movie script based on someone else's book, but it's dangerous otherwise. I have to be careful,
because I'm too easily influenced even now.
ERS: How did you get involved with online role-playing games (the MMOG), and what kind of
experience has that been?
PSB: I got involved with it because I was asked. I'm a sucker for anything I've never done,
which is how I wound up writing an opera libretto based on one of my stories. Here I'd never
played a roleplaying game in my life, and I'm still nothing resembling an expert on the field.
What I was mostly doing was jazzing up dialog laid out for the eleven races and three genders of
Istaria. It was exhausting, but I did enjoy it, and I was pleased that the dialog was accepted and
did find its way into the game. And I'm sorry that the game seems to be in some kind of limbo
state since it's been sold. Connor wants to see a whole MMORPG built up around my
Innkeeper's World, and maybe someday that will happen.
ERS: What are you working on now?
PSB: Altogether too many overdue things. Three stories...no, five. A novel that needs one last
pass to be finished. Two other novels that are under way, I'm Afraid You've Got Dragons and
Sweet Lightning, which is a 1950s baseball fantasy set in Pittsburgh. I find myself very often
quoting George Burns's line: "I can't die, I'm booked." I don't want to talk about any of the
things I'm working on to any great degree, because that kind of unwinds the spring that tells the
ERS: Anything else you think we should know about that I'm forgetting…?
PSB: For all the hard times, past and possibly to come - one never knows, as Fats Waller used to
say - I wouldn't have done anything else. I might have managed it better, organized it better. But
I'm very lucky because I never wanted to do anything but this, and I think that I'm slowly getting
better at it. I think.
ERS: Thanks very much for your time.

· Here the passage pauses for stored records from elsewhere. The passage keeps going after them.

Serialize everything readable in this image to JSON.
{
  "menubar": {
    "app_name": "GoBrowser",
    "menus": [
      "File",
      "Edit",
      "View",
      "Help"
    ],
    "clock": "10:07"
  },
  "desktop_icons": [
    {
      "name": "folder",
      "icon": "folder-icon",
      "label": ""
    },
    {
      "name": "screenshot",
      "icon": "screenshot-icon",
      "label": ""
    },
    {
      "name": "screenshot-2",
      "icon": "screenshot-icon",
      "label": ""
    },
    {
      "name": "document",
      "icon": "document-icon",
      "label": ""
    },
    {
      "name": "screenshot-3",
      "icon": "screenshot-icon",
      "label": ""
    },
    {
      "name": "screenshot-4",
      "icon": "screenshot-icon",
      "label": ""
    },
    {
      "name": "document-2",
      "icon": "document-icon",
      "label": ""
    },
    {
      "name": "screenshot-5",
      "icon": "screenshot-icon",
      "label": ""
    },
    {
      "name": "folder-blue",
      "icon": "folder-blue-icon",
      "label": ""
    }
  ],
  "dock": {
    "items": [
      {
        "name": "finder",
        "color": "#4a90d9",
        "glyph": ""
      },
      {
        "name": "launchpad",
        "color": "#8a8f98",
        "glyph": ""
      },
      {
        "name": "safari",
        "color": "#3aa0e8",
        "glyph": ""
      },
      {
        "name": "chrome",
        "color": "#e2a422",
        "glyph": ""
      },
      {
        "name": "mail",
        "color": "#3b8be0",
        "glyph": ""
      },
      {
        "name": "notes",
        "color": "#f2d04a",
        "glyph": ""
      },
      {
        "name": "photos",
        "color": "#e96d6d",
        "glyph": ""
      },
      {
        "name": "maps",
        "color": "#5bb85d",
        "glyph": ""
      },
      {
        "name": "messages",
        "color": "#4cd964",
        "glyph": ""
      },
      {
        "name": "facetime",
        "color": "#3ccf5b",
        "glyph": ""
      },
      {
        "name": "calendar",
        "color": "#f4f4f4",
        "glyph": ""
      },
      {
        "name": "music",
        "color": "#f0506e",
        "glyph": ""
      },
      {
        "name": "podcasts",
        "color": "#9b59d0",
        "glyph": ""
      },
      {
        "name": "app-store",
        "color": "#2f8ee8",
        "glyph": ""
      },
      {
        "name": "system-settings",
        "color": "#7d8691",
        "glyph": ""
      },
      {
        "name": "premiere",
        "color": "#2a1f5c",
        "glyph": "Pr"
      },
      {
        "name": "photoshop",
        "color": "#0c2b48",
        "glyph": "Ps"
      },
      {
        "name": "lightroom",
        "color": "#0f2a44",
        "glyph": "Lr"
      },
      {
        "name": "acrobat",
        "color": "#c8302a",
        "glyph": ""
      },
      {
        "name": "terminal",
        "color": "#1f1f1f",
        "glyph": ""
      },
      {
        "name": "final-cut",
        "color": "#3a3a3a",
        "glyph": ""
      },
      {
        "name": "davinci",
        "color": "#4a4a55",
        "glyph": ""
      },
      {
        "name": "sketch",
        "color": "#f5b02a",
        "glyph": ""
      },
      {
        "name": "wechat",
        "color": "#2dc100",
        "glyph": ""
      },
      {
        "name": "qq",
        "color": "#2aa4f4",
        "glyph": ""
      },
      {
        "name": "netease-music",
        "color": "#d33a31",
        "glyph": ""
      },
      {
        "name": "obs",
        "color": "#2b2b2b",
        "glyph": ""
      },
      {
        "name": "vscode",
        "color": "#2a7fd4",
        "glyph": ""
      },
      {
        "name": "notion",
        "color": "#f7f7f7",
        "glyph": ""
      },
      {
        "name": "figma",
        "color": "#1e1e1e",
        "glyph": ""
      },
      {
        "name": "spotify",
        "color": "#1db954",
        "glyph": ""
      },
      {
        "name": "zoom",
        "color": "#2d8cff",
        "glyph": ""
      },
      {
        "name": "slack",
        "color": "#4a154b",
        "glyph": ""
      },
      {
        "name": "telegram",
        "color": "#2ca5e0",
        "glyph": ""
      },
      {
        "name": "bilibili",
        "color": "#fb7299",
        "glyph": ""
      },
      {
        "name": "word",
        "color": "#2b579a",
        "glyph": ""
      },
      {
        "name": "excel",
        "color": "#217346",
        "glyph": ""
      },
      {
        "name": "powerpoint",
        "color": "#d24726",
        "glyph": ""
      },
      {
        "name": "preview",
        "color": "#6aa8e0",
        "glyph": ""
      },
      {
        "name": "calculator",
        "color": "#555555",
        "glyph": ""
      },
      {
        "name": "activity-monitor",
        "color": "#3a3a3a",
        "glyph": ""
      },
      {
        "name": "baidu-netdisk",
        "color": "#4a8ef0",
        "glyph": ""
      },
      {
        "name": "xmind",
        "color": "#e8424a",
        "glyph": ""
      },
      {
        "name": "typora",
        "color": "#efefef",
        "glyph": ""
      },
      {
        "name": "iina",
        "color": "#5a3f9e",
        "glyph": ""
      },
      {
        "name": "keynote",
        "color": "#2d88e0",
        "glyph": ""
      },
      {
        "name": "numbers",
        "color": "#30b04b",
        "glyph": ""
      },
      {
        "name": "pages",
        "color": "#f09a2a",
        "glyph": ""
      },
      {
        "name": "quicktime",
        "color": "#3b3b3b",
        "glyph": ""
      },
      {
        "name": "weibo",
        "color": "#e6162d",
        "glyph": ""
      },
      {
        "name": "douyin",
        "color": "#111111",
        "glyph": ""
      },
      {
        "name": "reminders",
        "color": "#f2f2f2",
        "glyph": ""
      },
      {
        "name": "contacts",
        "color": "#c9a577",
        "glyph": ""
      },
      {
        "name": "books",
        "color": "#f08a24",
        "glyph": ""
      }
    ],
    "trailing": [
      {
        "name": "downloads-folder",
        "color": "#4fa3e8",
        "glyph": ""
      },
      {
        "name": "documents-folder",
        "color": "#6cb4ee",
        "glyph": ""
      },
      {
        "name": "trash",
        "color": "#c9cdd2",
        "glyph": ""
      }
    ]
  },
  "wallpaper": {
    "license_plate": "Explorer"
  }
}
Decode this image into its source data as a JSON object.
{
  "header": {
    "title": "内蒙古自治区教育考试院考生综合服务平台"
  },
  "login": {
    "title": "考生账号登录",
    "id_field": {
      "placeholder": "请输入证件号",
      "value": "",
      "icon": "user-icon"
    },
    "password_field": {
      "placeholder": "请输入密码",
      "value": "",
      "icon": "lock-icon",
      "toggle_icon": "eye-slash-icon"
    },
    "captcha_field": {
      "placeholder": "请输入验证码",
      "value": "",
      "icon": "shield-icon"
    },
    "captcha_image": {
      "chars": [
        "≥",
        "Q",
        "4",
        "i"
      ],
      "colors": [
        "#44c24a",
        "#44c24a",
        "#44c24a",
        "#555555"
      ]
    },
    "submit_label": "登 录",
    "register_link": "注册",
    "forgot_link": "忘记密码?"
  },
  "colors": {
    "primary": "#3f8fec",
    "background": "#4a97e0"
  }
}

PSB: My pleasure.
Peter S. Beagle's story, "We Never Talk About My Brother" is the featured story in issue five of
Orson Scott Card's InterGalactic Medicine Show.